Ardentia Ltd v British Telecommunications Plc [2008] EWHC B12 (Ch)

Ardentia and BT entered into a project agreement relating to the provision of information technology to the NHS. A dispute arose in respect of licence fees. Ardentia also believed that BT was intending to engage others to develop new software in breach of an exclusive supplier clause. Ardentia sought an injunction against BT who replied with an application for a stay under section 9 of the Arbitration Act 1996. What this meant was that Judge Donaldson QC had to decide whether the parties had followed their own dispute resolution procedure. By clause 66.1 of the contract any dispute was to be resolved in accordance with a Dispute Resolution Procedure ("DPR"). The DPR was a dispute escalation clause, initiated by a notice in writing. Two nominated representatives then met. If they could not resolve the dispute, it would move to management level, and finally to CEO level. If that failed the parties could then "consider mediation".

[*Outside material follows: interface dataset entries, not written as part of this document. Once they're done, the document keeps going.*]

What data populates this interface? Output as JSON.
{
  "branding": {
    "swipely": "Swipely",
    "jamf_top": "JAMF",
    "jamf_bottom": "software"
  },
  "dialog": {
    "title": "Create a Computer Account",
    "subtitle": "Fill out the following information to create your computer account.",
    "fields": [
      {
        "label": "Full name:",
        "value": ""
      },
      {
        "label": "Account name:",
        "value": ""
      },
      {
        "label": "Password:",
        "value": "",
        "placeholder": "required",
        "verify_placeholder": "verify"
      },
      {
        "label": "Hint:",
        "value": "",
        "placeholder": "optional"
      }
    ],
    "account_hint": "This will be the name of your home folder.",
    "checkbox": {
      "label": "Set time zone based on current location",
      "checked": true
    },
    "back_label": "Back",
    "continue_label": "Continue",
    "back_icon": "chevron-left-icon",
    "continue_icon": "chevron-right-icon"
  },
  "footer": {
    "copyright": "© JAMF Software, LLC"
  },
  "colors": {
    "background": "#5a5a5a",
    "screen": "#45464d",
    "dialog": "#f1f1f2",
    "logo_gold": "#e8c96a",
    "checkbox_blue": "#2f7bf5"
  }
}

Paragraph 7 of the DPR said that the parties should not institute court proceedings until the applicable procedures had been exhausted save that BT could at any time prior to court proceedings serve a notice requiring that the dispute be referred to arbitration and that if Ardentia intended to start court proceedings it had to serve notice on BT who then had 15 days to serve its own notice requiring arbitration. Paragraph 2.2 of the schedule to the DRP said that nothing in the DRP would prevent a court from having jurisdiction to give an interim order.

The Judge held that paragraph 7 imposed three restrictions on the commencement of court proceedings by Ardentia:

  • The procedure up to and including the "consideration" of mediation must have been exhausted;
  • Ardentia must have given a 15 day notice of its intention to commence court proceedings; and
  • If BT served a notice within the 15 day period, then the matter was to be referred to arbitration, and so a stay under section 9 would have to be given.

From the facts of the case it appeared that the parties had followed the initial procedure, and then considered mediation. They had also considered referring the dispute to an early neutral evaluation process. However, as the dispute was not resolved, the key questions were whether the appropriate notices had been given and whether the 15 day period had expired. The Judge held that paragraph 2.2 had to be read within the context of DRP. Interim relief was only to be given in very limited circumstances and in order to support the DRP process. It was not there to avoid the DRP process, and an injunction was not available. Ardentia had not served the initial notice; however BT had served a notice requiring a reference to arbitration and the Judge duly granted an order under Section 9 to stay the proceedings pending arbitration. Here, the court's support was only available to provide interim relief, not to deal with the substance of the dispute that was progressing through the dispute resolution process. In other words, Ardentia could not use the courts to avoid the contractual dispute resolution process that the parties had agreed.